More Science :: News :: October 13, 2011 :: :: Email :: Print Most physicists are betting against the idea that neutrinos can pierce the cosmic speed limit, but that has not stopped some researchers from exploring the implications By Charles Q. Choi
A week ago the world went wild over CERN's tentative claim that it could make neutrinos travel faster than light . Suddenly, intergalactic tourism and day trips to the real Jurassic Park were back on the menu, despite everything Einstein said. Now, however, a team of scientists at the University of Groningen in the Netherlands reckons it's come up with a more plausible (and disappointing) explanation of what happened: the GPS satellites used to measure the departure and arrival times of the racing neutrinos were themselves subject to Einsteinian effects, because they were in motion relative to the experiment. This relative motion wasn't properly taken into account, but it would have decreased the neutrinos' apparent journey time. The Dutch scientists calculated the error and came up with the 64 nanoseconds. Sound familiar?
A neutrino ( pron.: / nj uː ˈ t r iː n oʊ / ; Italian pronunciation: [neuˈtriːno] ) is an electrically neutral, weakly interacting elementary subatomic particle [ 1 ] with half-integer spin . The neutrino (meaning "small neutral one" in Italian) is denoted by the Greek letter ν ( nu ). All evidence suggests that neutrinos have mass but that their mass is tiny even by the standards of subatomic particles. Their mass has never been measured accurately.

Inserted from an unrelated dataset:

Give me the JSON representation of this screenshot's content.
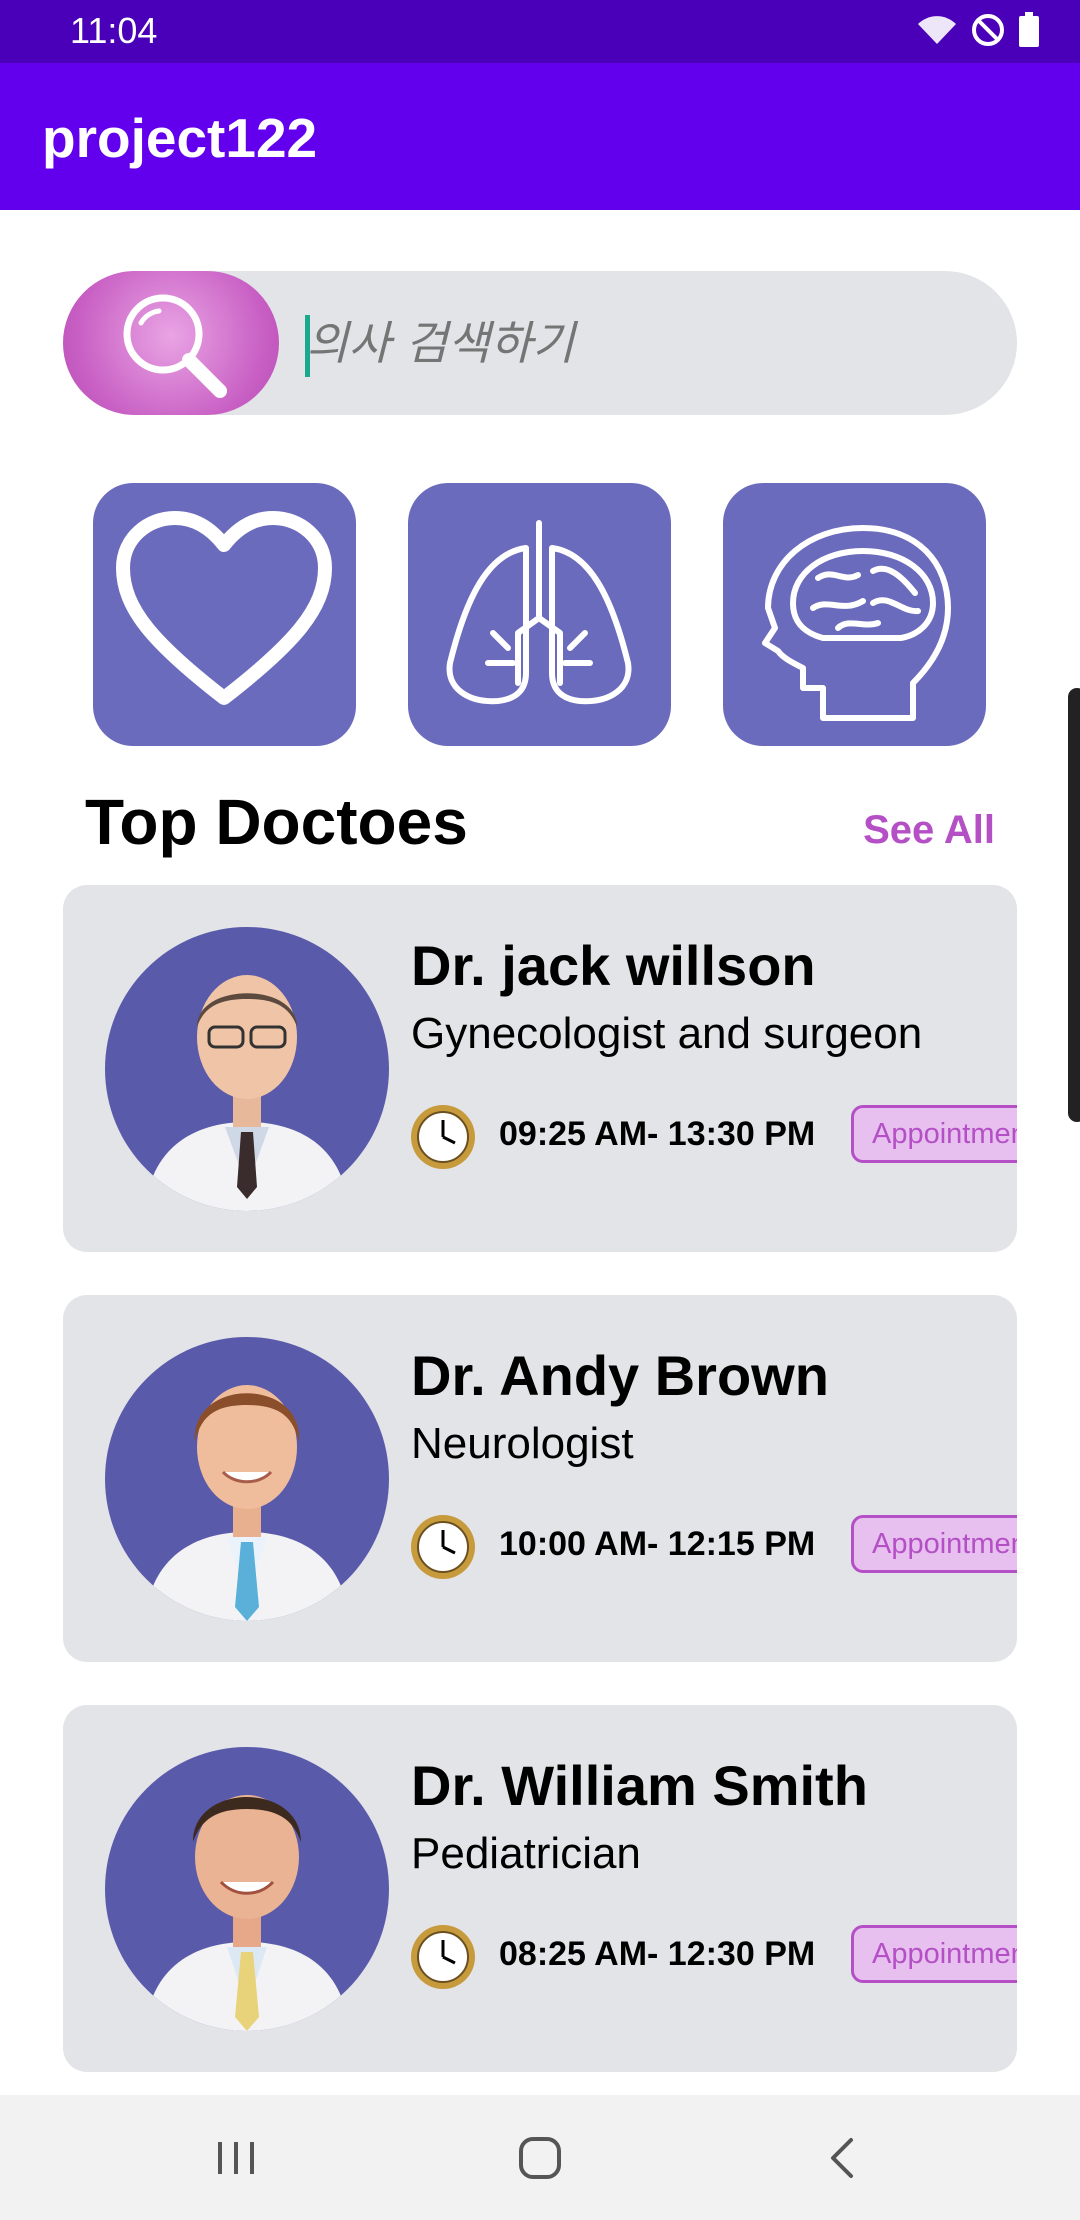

According to Einstein's theory of special relativity nothing – not even neutrinos – can travel faster than the speed of light in a vacuum. Photograph: Cine Text/Allstar The scientists who last month appeared to have found that certain subatomic particles can travel faster than light have fine-tuned their experiment to check whether the remarkable discovery is correct. Their modified experiments – which are the result of suggestions from other physicists about potential flaws in their research – should be completed before the end of the year. The original experiment, reported last month, involved firing beams of neutrinos through the ground from Cern near Geneva to the Gran Sasso lab in Italy 720 kilometres (450 miles) away. The neutrinos seemed to arrive sixty billionths of a second earlier than they would if they had been travelling at the speed of light in a vacuum.